Monday, June 17, 2024
  • CWRE 2024
  • Sage Leaderboard
  • Revizto - Leaderboard - May and June 2024
  • Dentec - Leaderboard - 2023 - Updated
  • IAPMO R&T Lab - Leaderboard
  • Keith Walking Floor - Leaderboard - Sept 2021
  • Premier Leaderboard - updated Nov 19
  • Procore Leaderboard 2024
August 21, 2018

Why construction inadvertently became the last frontier for tech disruption

 

One might assume that digital disruption has infiltrated all the industries today. But it turns out that construction has some serious catching up to do.

There is no shortage of business to be had. The construction industry, in fact, ranks as one of the fastest growing sectors globally. Statistics Canada reports investment in non-residential building construction totalled $14.1 billion the first quarter of 2018, up 3.1 per cent from the previous quarter. This was the fourth consecutive quarterly rise, leading to a 9.0 per cent year-over-year increase in construction investment.

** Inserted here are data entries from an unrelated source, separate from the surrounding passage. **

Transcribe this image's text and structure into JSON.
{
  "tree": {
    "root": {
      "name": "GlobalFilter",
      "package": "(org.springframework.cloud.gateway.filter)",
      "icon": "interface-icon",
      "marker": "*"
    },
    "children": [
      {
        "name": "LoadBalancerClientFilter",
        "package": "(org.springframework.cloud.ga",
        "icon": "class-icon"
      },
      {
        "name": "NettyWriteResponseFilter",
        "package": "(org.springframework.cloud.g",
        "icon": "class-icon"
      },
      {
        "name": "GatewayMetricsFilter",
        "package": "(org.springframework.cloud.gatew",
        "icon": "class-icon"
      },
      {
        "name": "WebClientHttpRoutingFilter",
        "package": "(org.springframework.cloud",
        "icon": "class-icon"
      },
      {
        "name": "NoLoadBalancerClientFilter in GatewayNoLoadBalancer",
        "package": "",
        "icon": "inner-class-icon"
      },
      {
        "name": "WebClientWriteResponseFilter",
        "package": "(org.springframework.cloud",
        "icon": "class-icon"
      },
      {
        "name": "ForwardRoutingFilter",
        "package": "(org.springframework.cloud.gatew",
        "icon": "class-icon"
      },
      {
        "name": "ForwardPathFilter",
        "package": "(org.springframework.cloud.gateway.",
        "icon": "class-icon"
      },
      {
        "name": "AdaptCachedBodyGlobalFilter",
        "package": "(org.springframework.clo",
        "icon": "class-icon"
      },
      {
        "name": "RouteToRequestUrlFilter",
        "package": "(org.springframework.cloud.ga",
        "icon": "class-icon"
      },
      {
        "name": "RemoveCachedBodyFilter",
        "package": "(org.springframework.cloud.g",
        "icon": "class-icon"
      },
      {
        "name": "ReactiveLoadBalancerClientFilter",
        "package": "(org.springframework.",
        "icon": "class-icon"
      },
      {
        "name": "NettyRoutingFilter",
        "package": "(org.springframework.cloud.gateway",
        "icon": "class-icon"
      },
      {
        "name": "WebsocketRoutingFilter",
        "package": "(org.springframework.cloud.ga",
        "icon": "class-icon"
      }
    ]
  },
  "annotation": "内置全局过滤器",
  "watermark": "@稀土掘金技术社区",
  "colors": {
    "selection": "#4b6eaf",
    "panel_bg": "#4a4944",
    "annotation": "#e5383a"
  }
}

U.S. data shows similar growth rates.

Never miss important industry news again – Click here to sign-up and receive the Weekly Round Up in your inbox every Saturday

But there is a glaring shortage of tech innovation, says Samuel Godbout, vice-president of operations for Pharonyx at the Centech accelerator in Montreal, developers of a cloud-based and mobile tool for tracking and managing the progress of construction projects. “In 20 years, the construction industry has only gained one per cent in productivity, and is one of the last industries to adopt productivity technology. Most of what they do is still on paper or Excel sheets.”

Construction is one of the last major industries to be cracked with technology, confirms Lee Evans, CEO and co-founder of myComply in Saskatoon. Founded in 2015, myComply is a web-based safety and compliance service that allows contractors to verify and manage certifications of all workers on a job site through a mobile device.

The challenge for the industry to date has been the lack of infrastructure to support digital communications, Evans explains. “Construction sites are not like a traditional office space with good cellular connectivity and network cables coming into every office. Cloud and mobile access has improved so dramatically, they can now connect from remote areas.”

On the hardware side, the emergence of drones, augmented and virtual reality and IoT devices are providing many opportunities for forward thinking startups to get a foothold.

Keep reading in the Financial Post

 


Watch our video and learn more about the benefits of joining Construction Links Network – the peer-to-peer network sharing platform for the construction, building and design community.

Press Releases | Project Updates | New Appointments | Awards & Milestones | Company News | New Products/Services | Brochures | Videos | Infographics | Blog Sharing | Events and More